by Camille Grand, Assistant Secretary General, Defence Investment, NATO, Brussels
We face a challenging security environment marked by systemic competition from assertive powers, instability near Europe’s borders, terrorism, cyber-attacks, disinformation, and much more. This year, NATO leaders took the decisions needed to strengthen our Alliance in light of these threats and to prepare it for the future. At our NATO Summit in June 2021, Allied Heads of State and Government reaffirmed their unity and solidarity and agreed the further adaptation of the Alliance. President Biden also stressed the renewed and enduring commitment of the United States to NATO.
NATO’s ability to adapt to evolving threats
NATO’s strength lies in its ability to adapt to evolving threats and ensure the continuity of its core tasks of collective defence, crisis management and cooperative security.

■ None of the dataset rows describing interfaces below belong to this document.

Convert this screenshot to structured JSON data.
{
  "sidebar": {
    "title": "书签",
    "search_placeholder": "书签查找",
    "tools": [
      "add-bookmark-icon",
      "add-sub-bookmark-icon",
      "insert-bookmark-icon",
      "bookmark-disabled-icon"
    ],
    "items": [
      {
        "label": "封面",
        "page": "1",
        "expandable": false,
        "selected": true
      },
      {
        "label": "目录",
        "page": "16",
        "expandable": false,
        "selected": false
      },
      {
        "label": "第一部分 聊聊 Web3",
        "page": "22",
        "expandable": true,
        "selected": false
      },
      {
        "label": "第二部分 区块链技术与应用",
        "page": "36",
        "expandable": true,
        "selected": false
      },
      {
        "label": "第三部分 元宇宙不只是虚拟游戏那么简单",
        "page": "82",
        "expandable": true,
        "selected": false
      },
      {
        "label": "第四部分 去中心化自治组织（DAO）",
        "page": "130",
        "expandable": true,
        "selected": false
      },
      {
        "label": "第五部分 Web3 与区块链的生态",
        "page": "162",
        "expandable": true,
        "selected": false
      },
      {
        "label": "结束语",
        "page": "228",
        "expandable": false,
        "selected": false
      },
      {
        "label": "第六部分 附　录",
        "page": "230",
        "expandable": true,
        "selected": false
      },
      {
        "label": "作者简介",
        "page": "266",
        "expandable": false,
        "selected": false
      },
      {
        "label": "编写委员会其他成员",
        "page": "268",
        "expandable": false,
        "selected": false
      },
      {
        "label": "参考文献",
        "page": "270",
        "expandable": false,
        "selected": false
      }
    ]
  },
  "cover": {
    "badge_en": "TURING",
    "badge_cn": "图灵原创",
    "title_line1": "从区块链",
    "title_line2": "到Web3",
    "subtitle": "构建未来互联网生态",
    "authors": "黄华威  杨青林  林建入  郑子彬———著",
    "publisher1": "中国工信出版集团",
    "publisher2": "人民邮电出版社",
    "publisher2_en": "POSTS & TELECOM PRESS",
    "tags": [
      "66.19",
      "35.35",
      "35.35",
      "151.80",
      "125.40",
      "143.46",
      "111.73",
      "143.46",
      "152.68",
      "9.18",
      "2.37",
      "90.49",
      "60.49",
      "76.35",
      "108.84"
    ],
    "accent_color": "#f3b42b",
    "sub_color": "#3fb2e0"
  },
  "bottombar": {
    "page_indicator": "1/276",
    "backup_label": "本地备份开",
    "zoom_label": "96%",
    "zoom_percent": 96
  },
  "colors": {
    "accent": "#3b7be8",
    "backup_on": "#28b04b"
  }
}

NATO 2030 is a vision for preparing the Alliance to meet the challenges both of today and of tomorrow. No country, no continent can deal with these challenges alone. But in NATO, we are not alone.

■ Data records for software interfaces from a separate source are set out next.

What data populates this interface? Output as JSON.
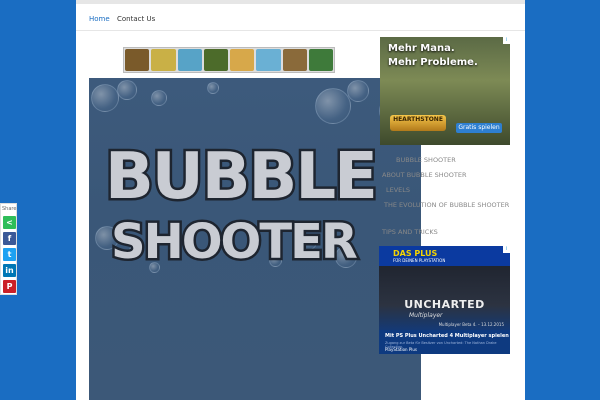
{
  "nav": {
    "items": [
      {
        "label": "Home",
        "active": true
      },
      {
        "label": "Contact Us",
        "active": false
      }
    ]
  },
  "game": {
    "logo_line1": "BUBBLE",
    "logo_line2": "SHOOTER"
  },
  "ads": {
    "sidebar_top": {
      "line1": "Mehr Mana.",
      "line2": "Mehr Probleme.",
      "brand": "HEARTHSTONE",
      "button": "Gratis spielen"
    },
    "sidebar_bottom": {
      "badge": "DAS PLUS",
      "badge_sub": "FÜR DEINEN PLAYSTATION",
      "title": "UNCHARTED",
      "subtitle": "Multiplayer",
      "beta": "Multiplayer Beta 4. – 13.12.2015",
      "cta": "Mit PS Plus Uncharted 4 Multiplayer spielen",
      "fine_print": "Zugang zur Beta für Besitzer von Uncharted: The Nathan Drake Collection",
      "brand": "PlayStation Plus"
    }
  },
  "sidebar": {
    "links": [
      "BUBBLE SHOOTER",
      "ABOUT BUBBLE SHOOTER",
      "LEVELS",
      "THE EVOLUTION OF BUBBLE SHOOTER",
      "TIPS AND TRICKS"
    ]
  },
  "share": {
    "label": "Share",
    "buttons": [
      {
        "icon": "share-icon",
        "color": "#2ebd59"
      },
      {
        "icon": "facebook-icon",
        "color": "#3b5998"
      },
      {
        "icon": "twitter-icon",
        "color": "#1da1f2"
      },
      {
        "icon": "linkedin-icon",
        "color": "#0077b5"
      },
      {
        "icon": "pinterest-icon",
        "color": "#cb2027"
      }
    ]
  },
  "colors": {
    "background": "#1a6dc2",
    "nav_active": "#1a6dc2"
  }
}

NATO is a unique platform that brings together North America and Europe every day to consult on matters of security. NATO 2030 will deepen this unity by consulting on a broader range of threats. It will strengthen our deterrence and defence with more common funded resources, building on the steady increases over the past years in defence spending. It will broaden the security agenda, addressing issues such as resilience and the impact of climate change. It will ensure that Allies have reliable and resilient infrastructure and telecommunications networks. And it will see us invest in emerging disruptive technologies so that we can maintain our technological edge.
NATO 2030 is also about building new partnerships and strengthening existing ones. We will continue to work with partner organisations such as the European Union and the United Nations. Cooperation with the EU in particular is a strategic imperative. Both organisations face the same broad range of threats and challenges. A task of this magnitude can only be mastered through cooperation – between the members of the two organisations as well as between NATO and the EU themselves.
Core tasks and strategic shift
To protect the rules-based international order, we will also seek deeper relationships with countries in the Asia-Pacific, and strengthen our partnerships with like-minded democracies around the world. We will continue to support our neighbouring countries to help them become more secure.
Key to this will be the drafting of a new Strategic Concept, to be agreed at the next NATO Summit in Madrid in 2022. It will reaffirm the continued relevance of NATO’s three core tasks while adapting them to reflect the new security environment.
This year also marked the end of NATO’s longest military operation, in Afghanistan. After many rounds of consultation, all Allies agreed to follow the United States and withdraw their remaining troops. This was not an easy decision. Whether we stayed or not, we knew there were risks, be it from the return of the Taliban or an open-ended mission with further attacks on our troops.
The lessons to be drawn from NATO’s engagement, and that of the whole international community, in Afghanistan will undoubtedly feed into the NATO 2030 agenda. It will reinforce the need for broader consultations, close work with partners and greater burden sharing, among others.
Confidence and engagement
Our Alliance embodies the deep, historic bond between Europe and North America. It ensures the defence of our territory, our populations and our core values of democracy, liberty, fundamental rights and the rule of law. Through NATO 2030, we are taking the steps necessary to remain strong today and to address whatever threats and challenges the future may bring.
is Assistant Secretary General for Defence Investment at NATO since October 2016. He was previously Director of the Fondation pour la recherche stratégique, the leading French think tank on defence and security (from 2008 to 2016). In this capacity, he has contributed to several senior expert panels for NATO, EU, UN as well as for the French Government. Mr Grand has also held senior positions in the French Ministries of Foreign Affairs and Defence. He taught at the Paris School of International Affairs at Sciences Po Paris, at the Ecole Nationale d’Administration (ENA) and at the French Army Academy.